But by far, the task that everyone hated was... picking up rocks.
Yep. Picking up rocks. My father swears that a glacier melted in our region of Ohio, dropping all its rock ballast right on what would eventually become our fields. You'd be amazed the juggernauts we dig up. And it doesn't matter how often or how thoroughly we pick up those rocks, next year the tiller turns up more.
The big ones are the ones we look at and admire, wrestle into the truck for a few toe-curling moments and then move on. But the little ones are the buggers that get you. The endless repetition of bending over to get them, the sliding scale of which ones are big enough to pick up and which ones you can ignore. The arcing toss that lands them in the slowly moving truck bed is fun at first, but three hours later your arc is getting lower and it feels like your arm is going to fall off.
And what do we do with our rock haul once we're done? Hop into the truck bed and scuttle down to the creek, where we're rewarded with sinking those bastards into the water where we'll never have to see them again. Except... not that long ago the county contacted us and said, "Um... you're dumping so many rocks in the stream that you're actually diverting the flow. So could you stop? That'd be great, thanks."

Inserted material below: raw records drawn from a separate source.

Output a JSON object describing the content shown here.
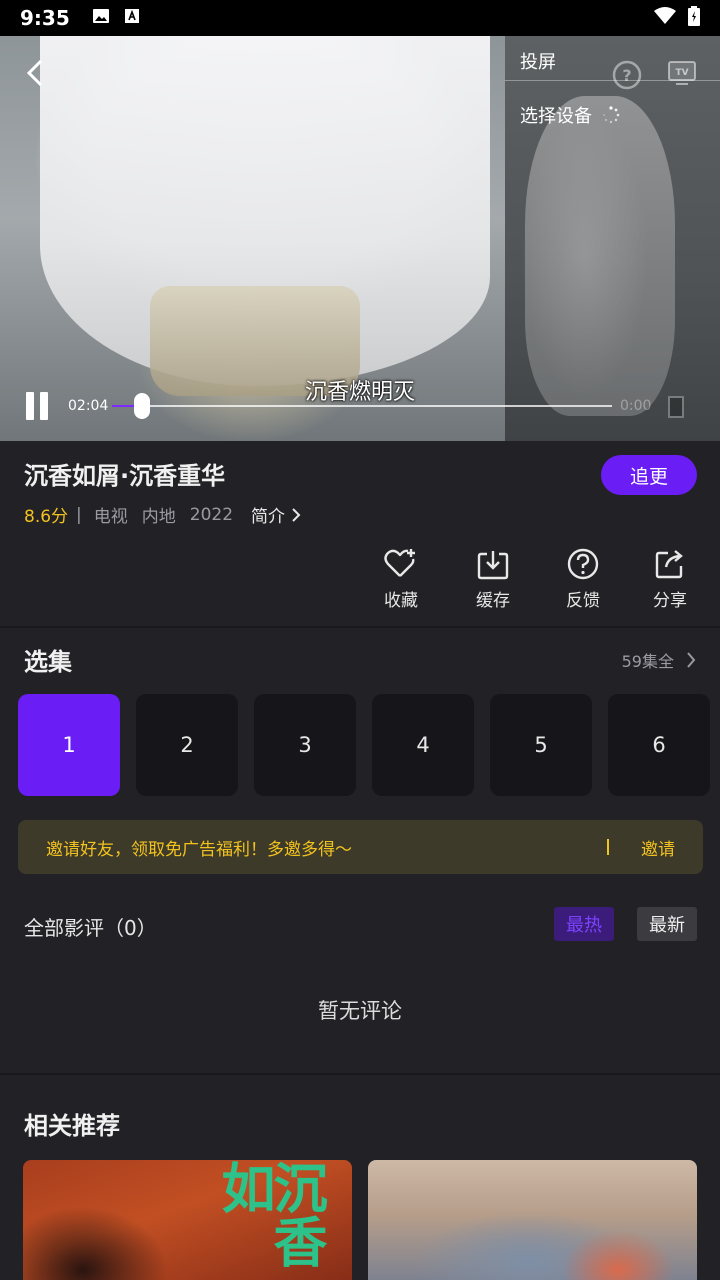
{
  "status_bar": {
    "time": "9:35"
  },
  "player": {
    "cast_title": "投屏",
    "cast_device_label": "选择设备",
    "subtitle": "沉香燃明灭",
    "current_time": "02:04",
    "total_time": "0:00",
    "progress": 0.06
  },
  "show": {
    "title": "沉香如屑·沉香重华",
    "follow_label": "追更",
    "score": "8.6分",
    "separator": "|",
    "type": "电视",
    "region": "内地",
    "year": "2022",
    "intro_label": "简介"
  },
  "actions": [
    {
      "label": "收藏",
      "icon": "heart-plus-icon"
    },
    {
      "label": "缓存",
      "icon": "download-icon"
    },
    {
      "label": "反馈",
      "icon": "question-icon"
    },
    {
      "label": "分享",
      "icon": "share-icon"
    }
  ],
  "episodes": {
    "title": "选集",
    "count_label": "59集全",
    "items": [
      "1",
      "2",
      "3",
      "4",
      "5",
      "6"
    ],
    "active": "1"
  },
  "invite": {
    "text": "邀请好友，领取免广告福利！多邀多得～",
    "button": "邀请"
  },
  "reviews": {
    "title": "全部影评（0）",
    "sort_hot": "最热",
    "sort_new": "最新",
    "empty": "暂无评论"
  },
  "recommend": {
    "title": "相关推荐",
    "poster_text": "沉香如"
  },
  "colors": {
    "accent": "#6a1df5",
    "score": "#f4c21f",
    "background": "#222226"
  }
}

Oh, and that thing about the glacier? As usual, my dad was right.